◆ Task to complete ◆
Whenever a line in the records below holds the string "Vendor", include it in the count, and state the number alone.
-*-
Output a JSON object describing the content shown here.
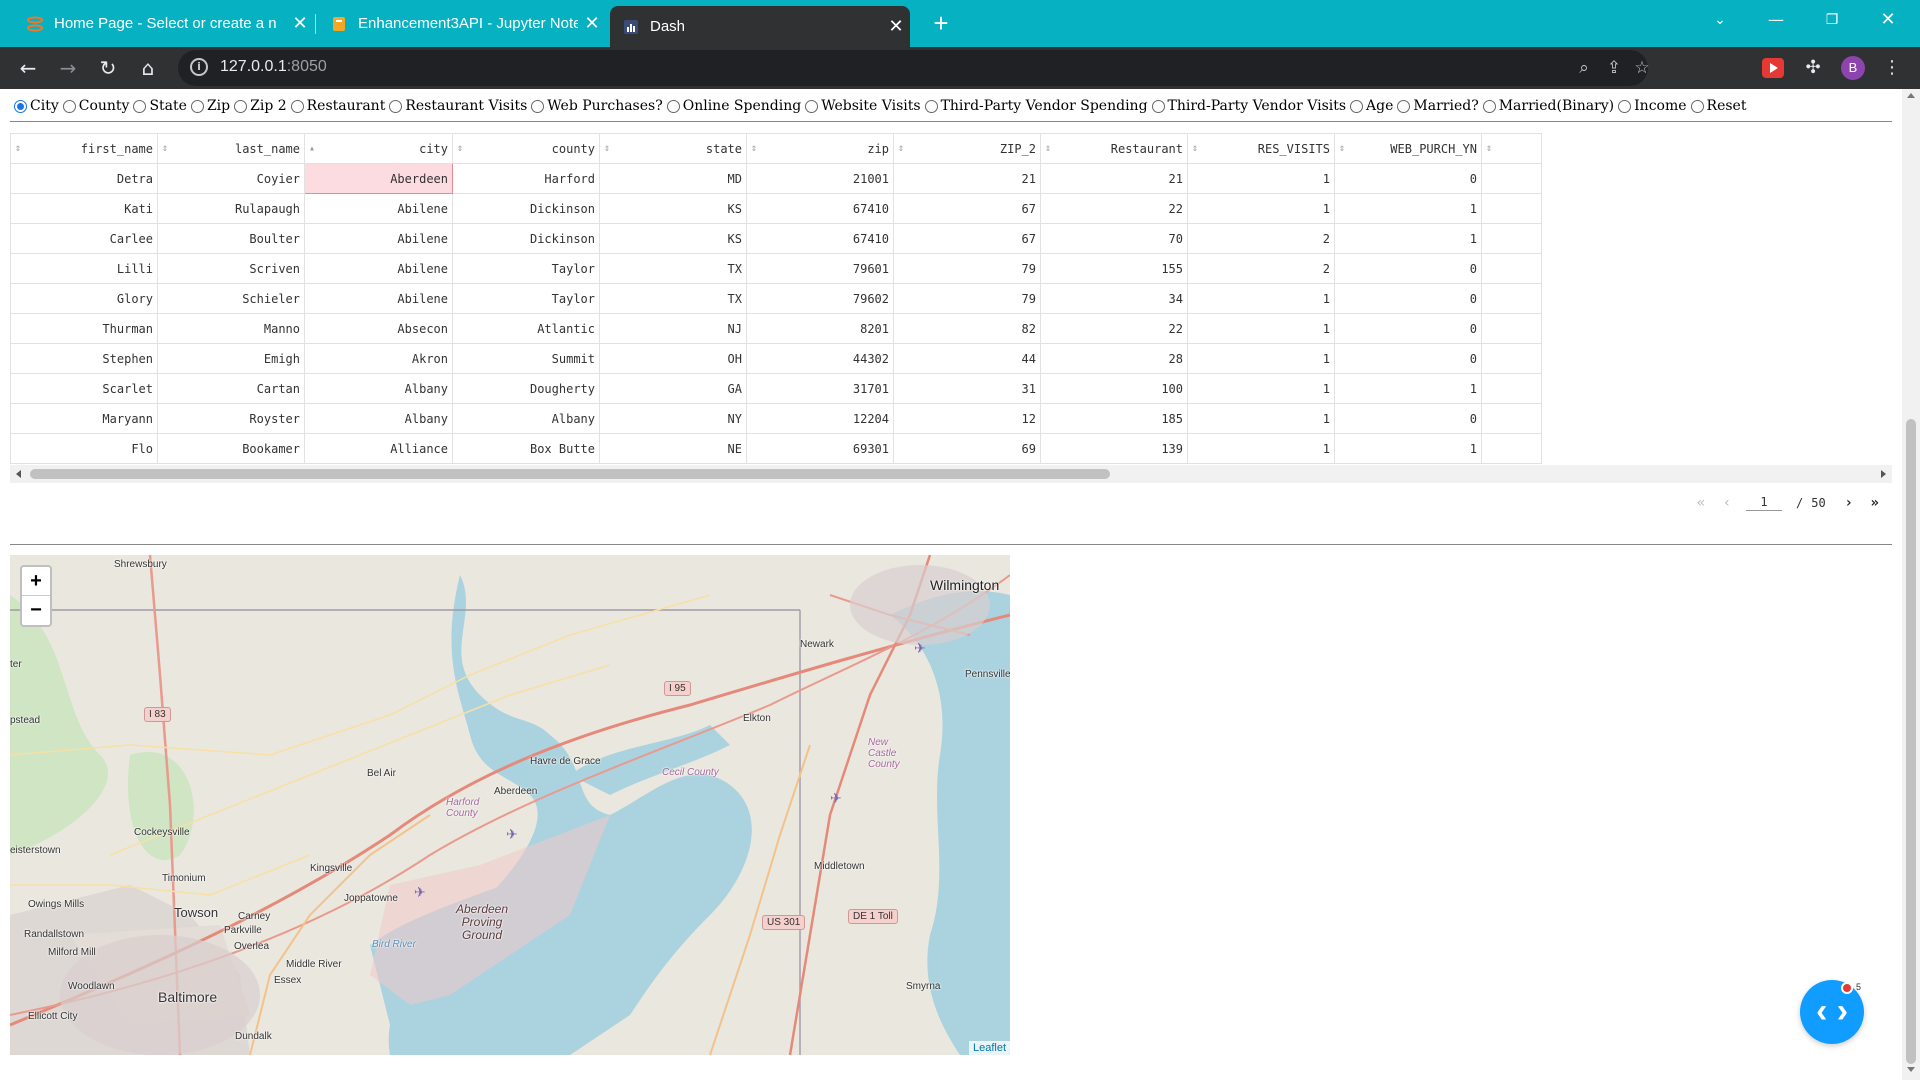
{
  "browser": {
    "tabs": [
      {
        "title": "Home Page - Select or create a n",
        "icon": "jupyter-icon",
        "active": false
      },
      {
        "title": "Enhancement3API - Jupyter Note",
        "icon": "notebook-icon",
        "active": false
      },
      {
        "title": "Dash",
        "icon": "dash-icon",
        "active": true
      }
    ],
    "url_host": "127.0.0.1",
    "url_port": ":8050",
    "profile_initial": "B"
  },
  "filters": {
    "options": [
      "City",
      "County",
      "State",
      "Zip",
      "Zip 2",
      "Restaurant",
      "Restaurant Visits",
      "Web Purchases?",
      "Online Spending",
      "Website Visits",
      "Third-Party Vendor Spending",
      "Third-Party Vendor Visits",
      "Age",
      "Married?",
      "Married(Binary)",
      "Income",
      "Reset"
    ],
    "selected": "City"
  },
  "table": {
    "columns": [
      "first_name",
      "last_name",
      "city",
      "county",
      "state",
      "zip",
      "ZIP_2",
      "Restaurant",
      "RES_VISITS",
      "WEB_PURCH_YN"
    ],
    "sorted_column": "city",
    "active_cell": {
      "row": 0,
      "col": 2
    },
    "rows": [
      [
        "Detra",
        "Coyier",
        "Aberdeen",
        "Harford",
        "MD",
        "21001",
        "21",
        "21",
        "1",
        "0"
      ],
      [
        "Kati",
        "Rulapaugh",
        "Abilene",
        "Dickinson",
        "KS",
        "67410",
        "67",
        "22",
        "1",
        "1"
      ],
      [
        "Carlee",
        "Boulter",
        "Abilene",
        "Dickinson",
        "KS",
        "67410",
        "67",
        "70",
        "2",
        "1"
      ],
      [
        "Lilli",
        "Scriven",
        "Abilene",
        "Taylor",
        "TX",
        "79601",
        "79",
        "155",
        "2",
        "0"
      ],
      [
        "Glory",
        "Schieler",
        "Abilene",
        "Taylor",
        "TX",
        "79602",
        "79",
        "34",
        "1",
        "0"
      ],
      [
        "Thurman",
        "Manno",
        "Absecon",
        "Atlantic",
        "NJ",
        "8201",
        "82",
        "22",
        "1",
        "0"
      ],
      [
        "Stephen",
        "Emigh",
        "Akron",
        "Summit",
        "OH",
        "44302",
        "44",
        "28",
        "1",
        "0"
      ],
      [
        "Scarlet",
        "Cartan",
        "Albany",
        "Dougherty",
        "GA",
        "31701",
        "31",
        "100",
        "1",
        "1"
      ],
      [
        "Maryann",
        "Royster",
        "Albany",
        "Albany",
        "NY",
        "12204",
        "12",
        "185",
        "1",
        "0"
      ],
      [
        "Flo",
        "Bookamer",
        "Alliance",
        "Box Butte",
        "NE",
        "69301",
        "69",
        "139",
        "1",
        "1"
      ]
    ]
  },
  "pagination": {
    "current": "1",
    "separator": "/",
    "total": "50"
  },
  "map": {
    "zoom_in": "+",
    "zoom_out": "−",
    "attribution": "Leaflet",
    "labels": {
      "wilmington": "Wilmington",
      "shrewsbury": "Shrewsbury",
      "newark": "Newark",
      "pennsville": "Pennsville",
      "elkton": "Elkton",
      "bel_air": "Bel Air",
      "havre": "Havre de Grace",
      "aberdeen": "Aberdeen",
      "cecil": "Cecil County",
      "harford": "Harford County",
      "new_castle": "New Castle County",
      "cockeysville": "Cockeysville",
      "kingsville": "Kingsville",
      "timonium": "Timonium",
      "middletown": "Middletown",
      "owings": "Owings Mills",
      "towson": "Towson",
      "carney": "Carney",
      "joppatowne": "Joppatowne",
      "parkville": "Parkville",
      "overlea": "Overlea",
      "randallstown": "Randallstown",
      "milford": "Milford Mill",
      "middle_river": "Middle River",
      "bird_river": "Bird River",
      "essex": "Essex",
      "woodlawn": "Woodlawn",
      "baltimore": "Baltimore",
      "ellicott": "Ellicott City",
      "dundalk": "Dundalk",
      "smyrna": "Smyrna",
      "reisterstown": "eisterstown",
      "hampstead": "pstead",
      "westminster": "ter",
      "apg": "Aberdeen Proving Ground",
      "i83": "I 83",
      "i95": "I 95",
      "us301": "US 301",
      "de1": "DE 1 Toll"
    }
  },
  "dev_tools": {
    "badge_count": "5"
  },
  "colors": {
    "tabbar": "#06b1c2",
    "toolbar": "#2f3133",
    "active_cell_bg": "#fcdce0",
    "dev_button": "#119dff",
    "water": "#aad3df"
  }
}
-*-
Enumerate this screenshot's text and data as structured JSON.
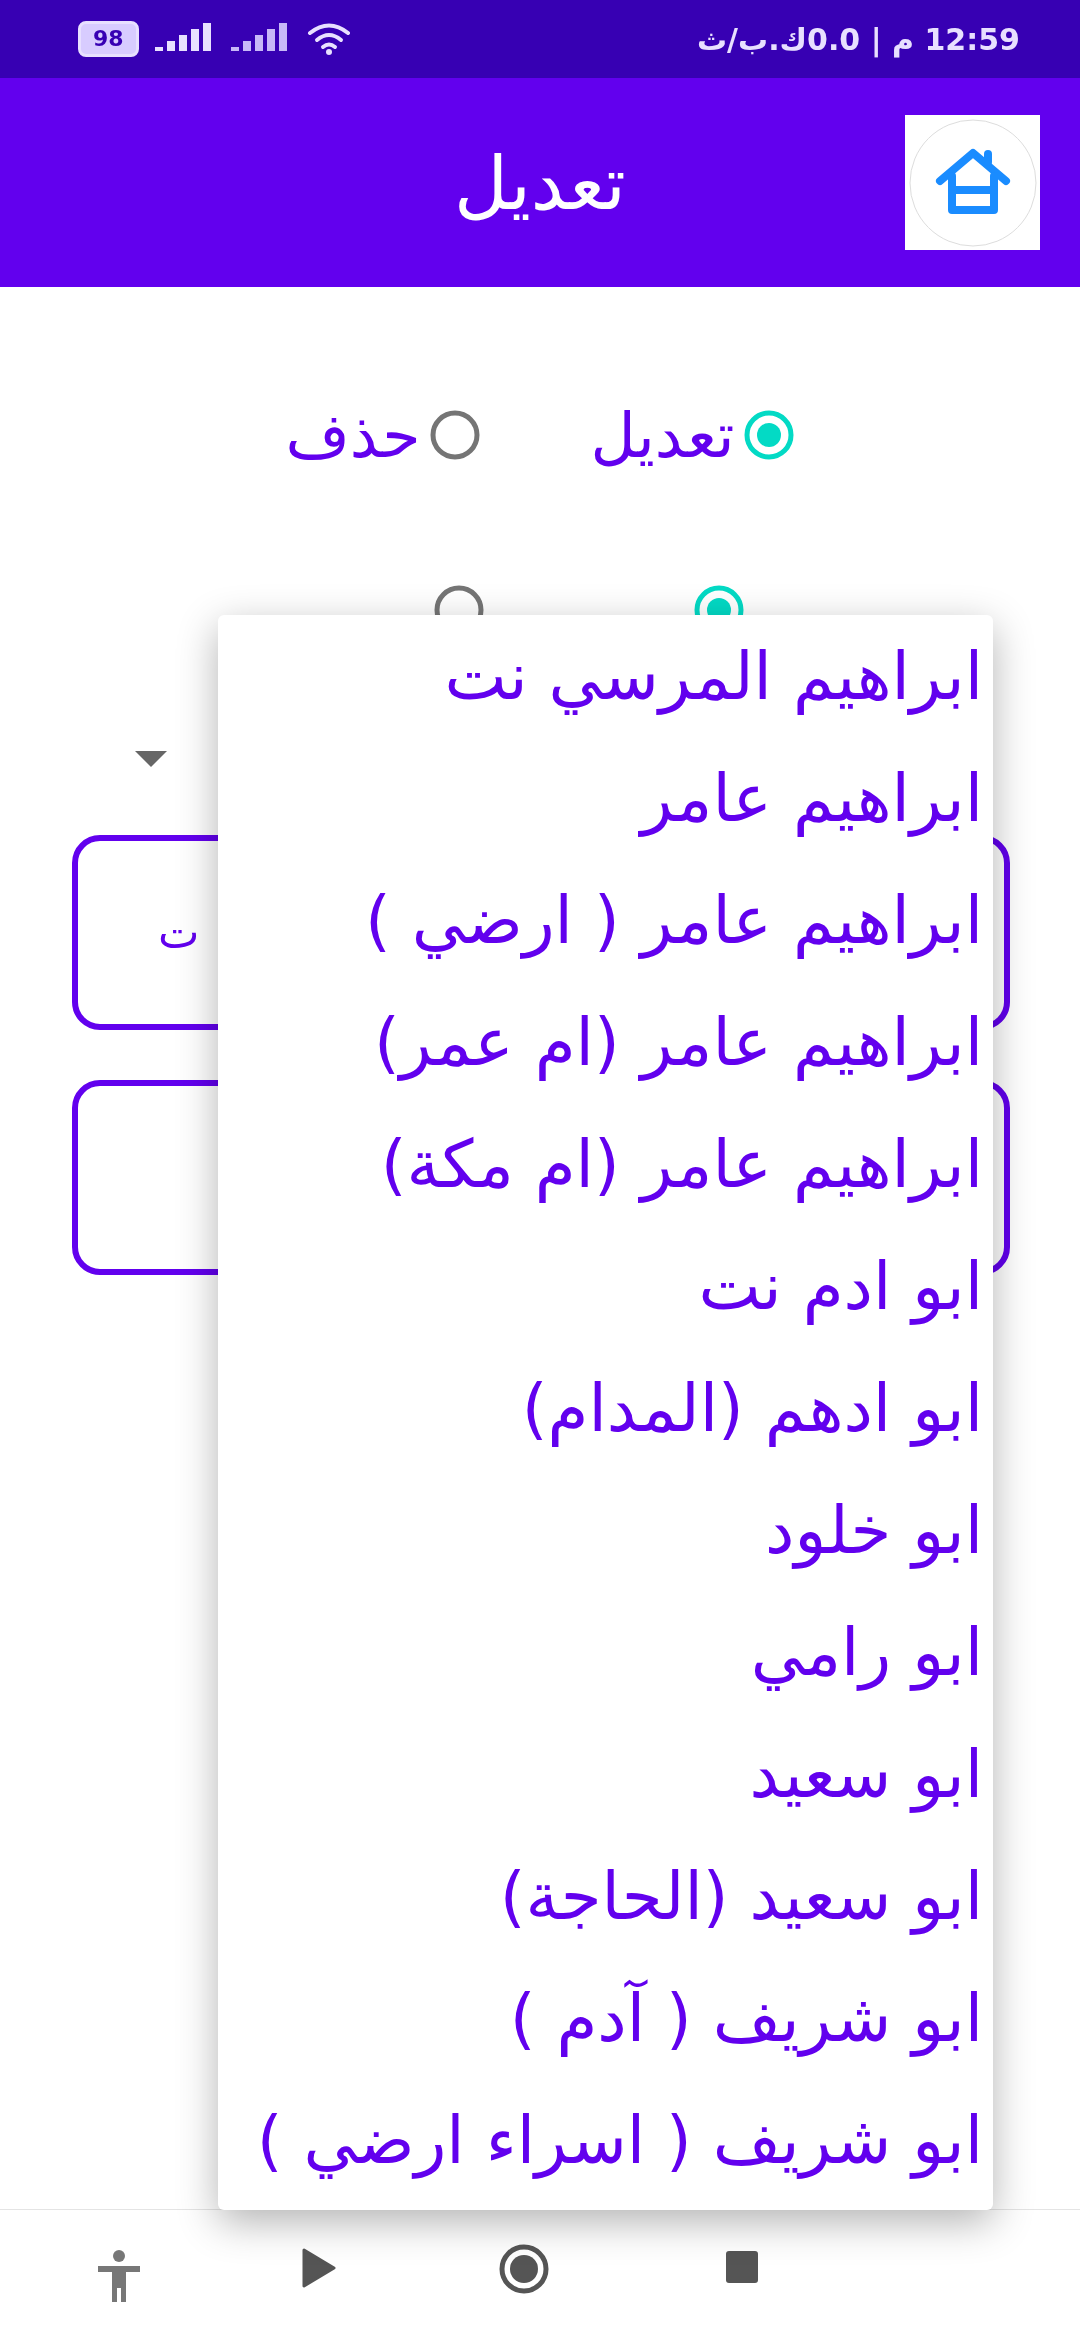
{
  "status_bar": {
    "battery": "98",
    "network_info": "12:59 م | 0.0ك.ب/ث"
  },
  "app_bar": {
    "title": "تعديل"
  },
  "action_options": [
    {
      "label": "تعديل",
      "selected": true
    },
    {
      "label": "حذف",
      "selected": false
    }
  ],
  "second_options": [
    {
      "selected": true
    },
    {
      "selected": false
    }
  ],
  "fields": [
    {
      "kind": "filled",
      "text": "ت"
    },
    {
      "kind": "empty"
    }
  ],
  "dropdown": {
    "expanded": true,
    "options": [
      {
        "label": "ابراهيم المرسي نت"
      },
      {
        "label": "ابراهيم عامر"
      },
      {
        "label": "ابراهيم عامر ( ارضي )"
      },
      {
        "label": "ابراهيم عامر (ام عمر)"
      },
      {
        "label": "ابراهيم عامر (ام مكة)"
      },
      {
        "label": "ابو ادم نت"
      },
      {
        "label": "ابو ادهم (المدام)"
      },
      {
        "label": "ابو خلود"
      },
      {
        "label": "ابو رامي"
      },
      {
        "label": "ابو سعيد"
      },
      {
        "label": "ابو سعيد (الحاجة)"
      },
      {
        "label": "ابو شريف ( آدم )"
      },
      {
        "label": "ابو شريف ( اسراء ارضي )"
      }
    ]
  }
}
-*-
◆ Completed task ◆
2